While rheumatology has a reputation as one of the “happiest specialties” in medicine, stress and burnout are still common in today’s healthcare environment.
The Mindful Rheumatologist & the Science of Stress from 11:00 am – 12:30 pm Wednesday in Room 11 A will feature a panel of experts discussing the importance of empathy in driving healthcare outcomes, factors leading to physician burnout and how organizations can engage strategies to address it, and the cellular impact of stress and how it can affect both the health of physicians and the recommendations they make for their patients.
The ways in which empathy and compassion contribute to the care of patients with rheumatic diseases will be the topic of a presentation by Leonard H. Calabrese, DO, Professor of Medicine and Vice Chair of the Department of Rheumatic and Immunologic Diseases at the Cleveland Clinic Lerner College of Medicine of Case Western Reserve University.
“Empathy is often considered to be an almost ineffable quality, but in the context of medical humanism, we define it as a cognitive attribute that involves an understanding of the experiences, concerns, and perspectives of patients, combined with a capacity to communicate this understanding to them with an intention to help,” Dr. Calabrese said. “There are dimensions of illness in patients that extend beyond the signs and symptoms of the disease and the diagnosis that we give them, and that has to do with how patients contextualize their disease and how this affects them in mind, body, and spirit.”
Dr. Calabrese said some scientific data suggest that physicians who demonstrate and effectively communicate empathy provide higher quality care and have more satisfied patients.
“But where does empathy come from? We don’t really know if it’s something that we’re merely born with or if it is something that we learn, or alternatively, if it is something that we are capable of losing,” Dr. Calabrese said. “There is qualitative and quantitative science to suggest that, generally speaking, physicians start their careers with empathy very high, and then somewhere around the third year of medical school, there is a deep dive in empathy for about two-thirds of students, and it stays low throughout training.”
A potential explanation, Dr. Calabrese said, is the effect that can occur when the realities of the demands and uncertainties of patient care and the difficulties and challenges of the profession temper the idealism behind the choice to pursue a career in healthcare.

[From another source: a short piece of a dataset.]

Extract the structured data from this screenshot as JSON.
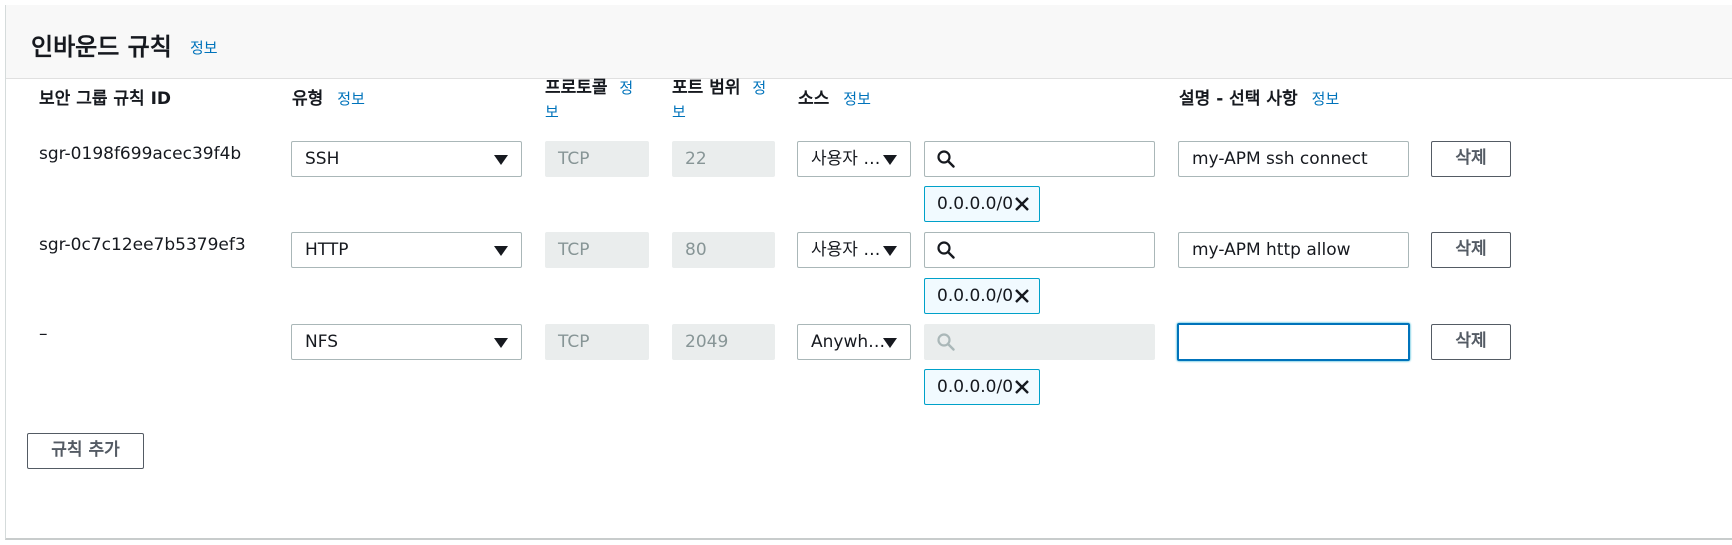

“There are things that can be done to augment empathy, including mindfulness and meditation techniques,” Dr. Calabrese said. “Practicing self-care, having a good work-life balance, having trusted colleagues to confide in — these are all things that go into the formula for buffering and building empathy.”
Neda Gould, PhD, will talk about the science of stress and offer some practical tips for physicians for using mindfulness techniques to ameliorate stress and avoid burnout. Dr. Gould is Assistant Professor of Psychiatry and Behavioral Sciences at the Johns Hopkins University School of Medicine, Director of the Mindfulness Program, and Associate Director of the Johns Hopkins Bayview Anxiety Disorders Clinic in Baltimore, MD.
“Mindfulness is a very popular term right now that gets thrown around a lot, but there is compelling evidence that the actual practice of mindfulness meditation can relieve stress, reduce the symptoms of burnout, and improve well being,” Dr. Gould said. “For example, because much of our distress can lie in our thoughts about something that happened in the past or something we’re anticipating is going to happen in the future, bringing our attention back to the reality of the present is one way we can begin to reduce our stress.”
She said there are many different techniques one can learn and practice to achieve this, including what she calls the “three breath break.”
“It’s literally just about taking a moment now and then to simply pause and take three deep breaths. Sometimes I will do it before I go see a patient, for example, but I make a point to do it at least a couple times a day as a way to come back to the present and notice what is happening in the moment,” Dr. Gould said. “Minor interventions like this can actually reset our stress response to a degree and build the mindfulness muscle that can, over the long term, result in a sense of relaxation, improved well being, and decreased stress.”
Also during this symposium, Liselotte Dyrbye, MD, MHPE, of the Mayo Clinic in Rochester, MN, will appraise the factors contributing to physician burnout and offer strategies to address those factors.